*** Extracted information ***
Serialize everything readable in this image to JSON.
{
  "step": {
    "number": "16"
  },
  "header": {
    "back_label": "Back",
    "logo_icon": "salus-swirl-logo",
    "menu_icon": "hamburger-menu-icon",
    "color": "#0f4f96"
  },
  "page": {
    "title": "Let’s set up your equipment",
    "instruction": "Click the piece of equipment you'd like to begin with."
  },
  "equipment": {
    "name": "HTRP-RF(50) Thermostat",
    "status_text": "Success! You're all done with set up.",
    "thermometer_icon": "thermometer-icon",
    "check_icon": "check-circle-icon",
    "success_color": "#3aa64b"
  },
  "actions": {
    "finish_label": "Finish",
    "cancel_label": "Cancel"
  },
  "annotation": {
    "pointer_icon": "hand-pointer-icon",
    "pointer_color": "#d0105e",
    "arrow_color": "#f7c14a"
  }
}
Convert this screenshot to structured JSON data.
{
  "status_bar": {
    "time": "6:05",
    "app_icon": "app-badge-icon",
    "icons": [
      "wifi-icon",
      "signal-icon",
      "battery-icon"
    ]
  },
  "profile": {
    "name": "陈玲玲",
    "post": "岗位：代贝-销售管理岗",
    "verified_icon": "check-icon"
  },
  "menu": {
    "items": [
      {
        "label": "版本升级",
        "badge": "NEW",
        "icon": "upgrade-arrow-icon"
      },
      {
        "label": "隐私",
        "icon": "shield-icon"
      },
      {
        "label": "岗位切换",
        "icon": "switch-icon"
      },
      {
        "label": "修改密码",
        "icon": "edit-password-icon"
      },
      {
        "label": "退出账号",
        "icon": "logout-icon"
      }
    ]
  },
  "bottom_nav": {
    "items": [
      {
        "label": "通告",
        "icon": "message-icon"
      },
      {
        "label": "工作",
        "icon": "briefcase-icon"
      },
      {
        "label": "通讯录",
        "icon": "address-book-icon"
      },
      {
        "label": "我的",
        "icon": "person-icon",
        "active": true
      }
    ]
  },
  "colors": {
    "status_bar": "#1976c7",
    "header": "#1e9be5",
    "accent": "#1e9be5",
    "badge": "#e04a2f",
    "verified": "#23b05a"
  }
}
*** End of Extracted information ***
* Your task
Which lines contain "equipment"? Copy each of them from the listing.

* Response to this task
    "title": "Let’s set up your equipment",
    "instruction": "Click the piece of equipment you'd like to begin with."
  "equipment": {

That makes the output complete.